Fake security cameras make great tools that can be used to fill in "gaps" between real digital video cameras in a digital video security system. Used as a standalone item, fake security cameras can also be a less expensive alternative to the real thing. Security Camera King carries professional-looking fake security cameras that can help you complete a camera array in a real system or simulate a real system without the full expense.
People who aren't otherwise familiar with infrared technology might not have any idea what an outdoor IR illuminator is good for. It helps to have a good working knowledge of why infrared surveillance devices work they way they do. People who aren't as knowledgeable about this area of surveillance might make a few mistakes when purchasing an outdoor IR illuminator device.
Today video surveillance systems are as technologically advanced as the computer and are priced competitively as a security alarm system. Since most digital video security systems are computer compatible it makes sense that more and more people are using them, instead of simple burglar alarms.
What's the difference, CMOS vs CCD? In the digital video security camera industry there are two types of sensors used to convert light images into (ultimately) electronic images. Those two sensors are the Complementary Metal Oxide Semiconductor or CMOS and the Charged Coupled Device or CCD. In the following article, we'll take a closer look at each and see how they are both similar and different.

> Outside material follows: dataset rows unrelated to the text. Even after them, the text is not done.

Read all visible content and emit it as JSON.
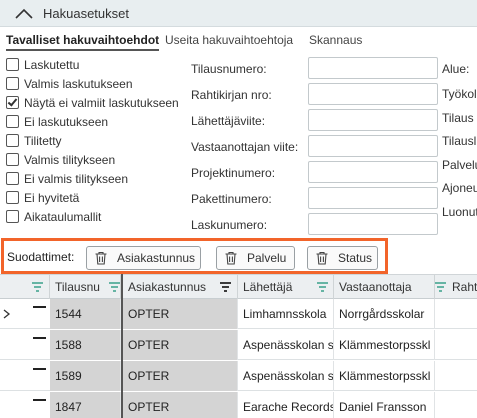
{
  "panel": {
    "title": "Hakuasetukset",
    "toggle_icon": "chevron-up-icon"
  },
  "tabs": [
    {
      "label": "Tavalliset hakuvaihtoehdot",
      "active": true
    },
    {
      "label": "Useita hakuvaihtoehtoja",
      "active": false
    },
    {
      "label": "Skannaus",
      "active": false
    }
  ],
  "checkboxes": [
    {
      "label": "Laskutettu",
      "checked": false
    },
    {
      "label": "Valmis laskutukseen",
      "checked": false
    },
    {
      "label": "Näytä ei valmiit laskutukseen",
      "checked": true
    },
    {
      "label": "Ei laskutukseen",
      "checked": false
    },
    {
      "label": "Tilitetty",
      "checked": false
    },
    {
      "label": "Valmis tilitykseen",
      "checked": false
    },
    {
      "label": "Ei valmis tilitykseen",
      "checked": false
    },
    {
      "label": "Ei hyvitetä",
      "checked": false
    },
    {
      "label": "Aikataulumallit",
      "checked": false
    }
  ],
  "fields": [
    {
      "label": "Tilausnumero:",
      "value": ""
    },
    {
      "label": "Rahtikirjan nro:",
      "value": ""
    },
    {
      "label": "Lähettäjäviite:",
      "value": ""
    },
    {
      "label": "Vastaanottajan viite:",
      "value": ""
    },
    {
      "label": "Projektinumero:",
      "value": ""
    },
    {
      "label": "Pakettinumero:",
      "value": ""
    },
    {
      "label": "Laskunumero:",
      "value": ""
    }
  ],
  "right_fields": [
    "Alue:",
    "Työkol",
    "Tilaus",
    "Tilausl",
    "Palvelu",
    "Ajoneu",
    "Luonut"
  ],
  "filters": {
    "label": "Suodattimet:",
    "chips": [
      "Asiakastunnus",
      "Palvelu",
      "Status"
    ],
    "chip_icon": "trash-icon",
    "highlight_color": "#f2642a"
  },
  "grid": {
    "columns": [
      "",
      "Tilausnu",
      "Asiakastunnus",
      "Lähettäjä",
      "Vastaanottaja",
      "Rahtikir"
    ],
    "rows": [
      {
        "order": "1544",
        "customer": "OPTER",
        "sender": "Limhamnsskola",
        "receiver": "Norrgårdsskolar",
        "current": true
      },
      {
        "order": "1588",
        "customer": "OPTER",
        "sender": "Aspenässkolan s",
        "receiver": "Klämmestorpsskl",
        "current": false
      },
      {
        "order": "1589",
        "customer": "OPTER",
        "sender": "Aspenässkolan s",
        "receiver": "Klämmestorpsskl",
        "current": false
      },
      {
        "order": "1847",
        "customer": "OPTER",
        "sender": "Earache Records",
        "receiver": "Daniel Fransson",
        "current": false
      }
    ],
    "shaded_color": "#d4d4d4",
    "filter_icon_color": "#3aa08a"
  }
}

There are several different types of CCTV (Closed Circuit TeleVision) power supplies. Currently in the digital video security industry there are two basic types of power that are used; 1.) 24 Vac and 2.) 12 v DC. Most digital video cameras utilize a low-voltage power supply so there are not as many potentially dangerous factors to be concerned about as there is if they used full household Alternating Current (AC).